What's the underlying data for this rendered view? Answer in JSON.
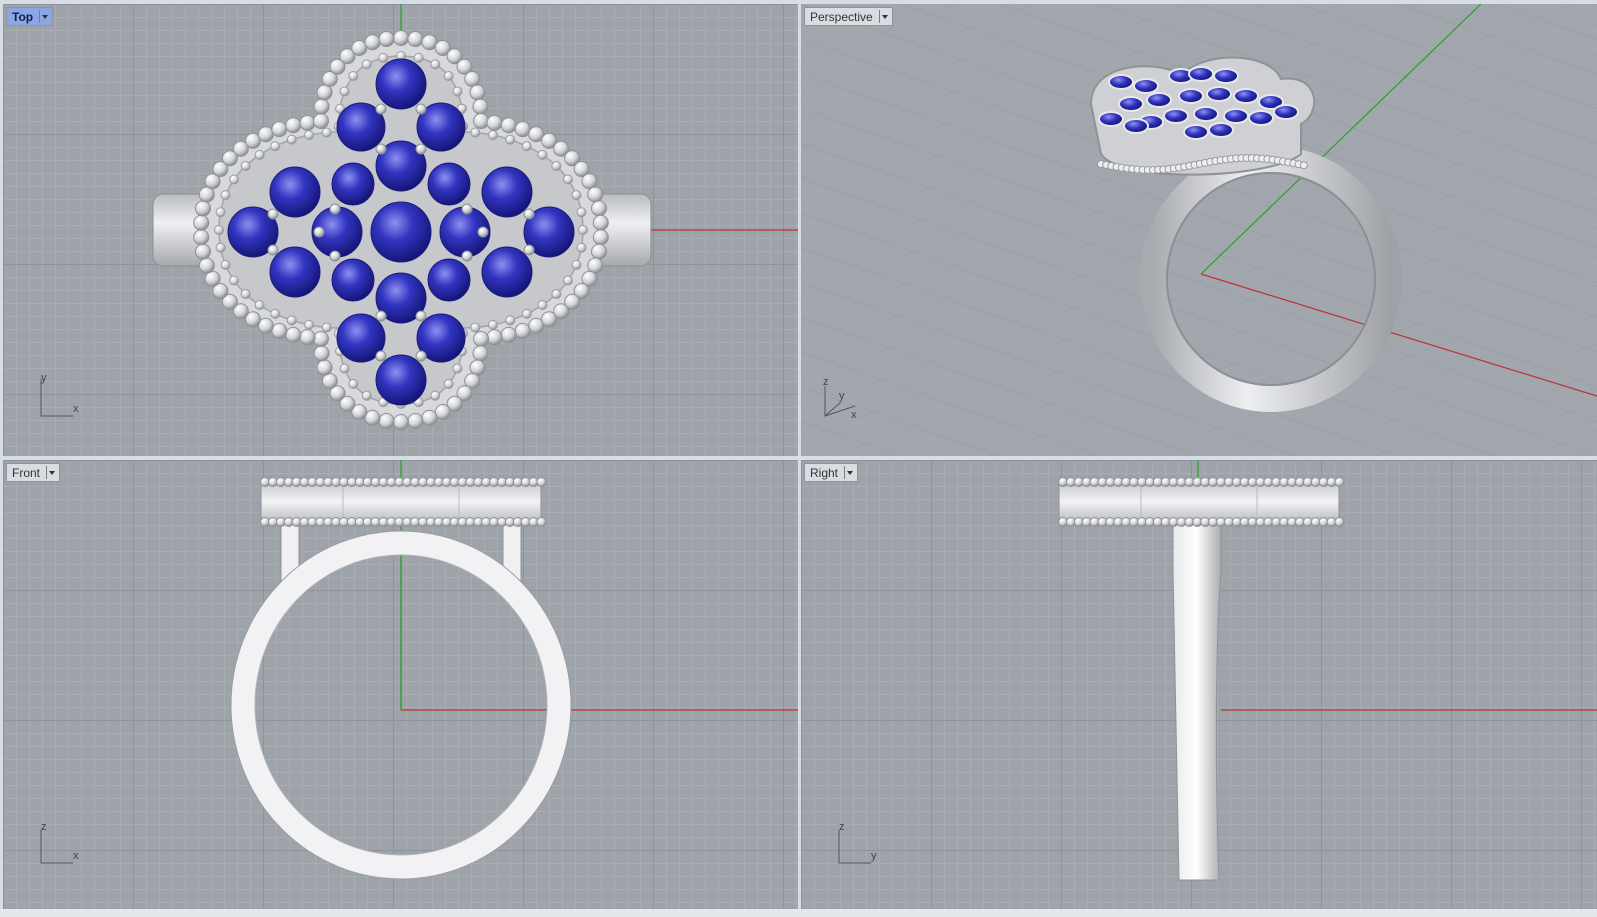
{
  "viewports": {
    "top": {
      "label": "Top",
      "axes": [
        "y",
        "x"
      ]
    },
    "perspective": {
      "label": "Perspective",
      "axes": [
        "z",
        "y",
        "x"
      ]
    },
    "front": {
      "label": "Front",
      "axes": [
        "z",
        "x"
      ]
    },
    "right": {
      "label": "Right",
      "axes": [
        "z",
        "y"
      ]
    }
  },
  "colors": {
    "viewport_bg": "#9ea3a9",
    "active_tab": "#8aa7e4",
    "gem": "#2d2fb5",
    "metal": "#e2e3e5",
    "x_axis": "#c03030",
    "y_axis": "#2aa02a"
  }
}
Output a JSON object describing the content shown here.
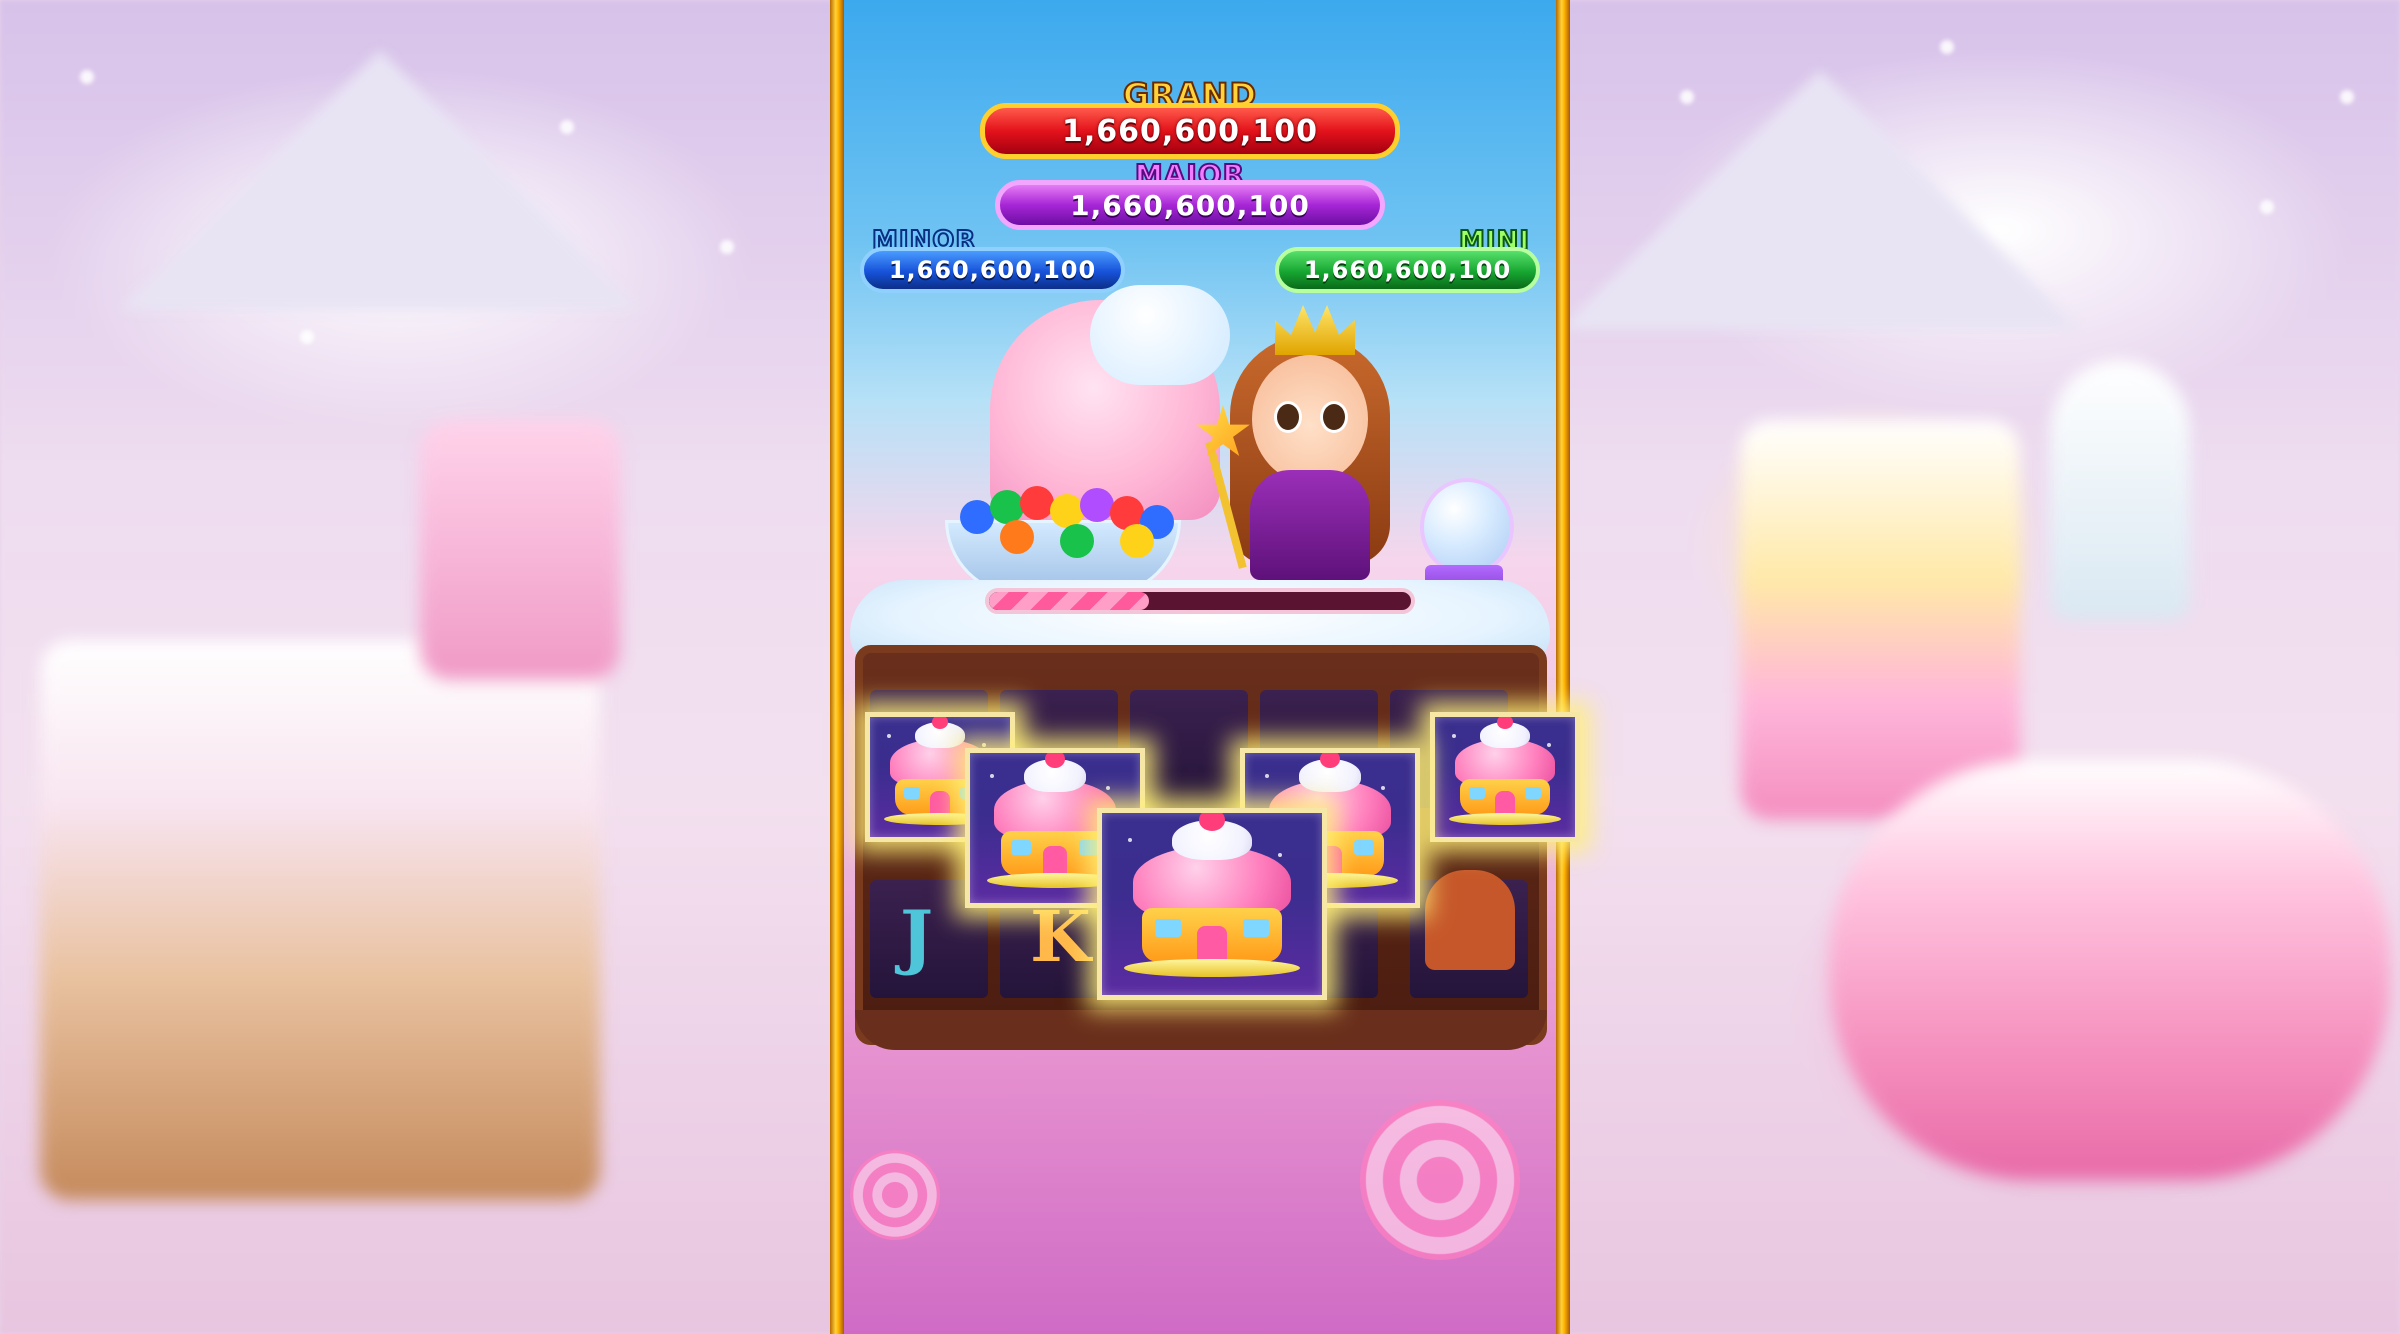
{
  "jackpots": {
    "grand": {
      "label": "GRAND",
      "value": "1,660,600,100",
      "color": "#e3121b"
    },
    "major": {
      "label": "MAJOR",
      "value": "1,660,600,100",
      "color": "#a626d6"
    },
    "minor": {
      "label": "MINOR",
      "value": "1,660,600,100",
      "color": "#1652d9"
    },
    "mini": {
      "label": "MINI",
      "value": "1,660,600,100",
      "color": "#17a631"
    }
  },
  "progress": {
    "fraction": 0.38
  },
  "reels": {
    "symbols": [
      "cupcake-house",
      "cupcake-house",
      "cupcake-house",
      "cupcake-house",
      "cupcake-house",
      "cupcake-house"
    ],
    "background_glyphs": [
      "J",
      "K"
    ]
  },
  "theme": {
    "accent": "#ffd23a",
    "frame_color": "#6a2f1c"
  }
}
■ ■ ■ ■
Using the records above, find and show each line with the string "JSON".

What's the underlying data for this rendered view? Answer in JSON.
Output a JSON object describing the content shown here.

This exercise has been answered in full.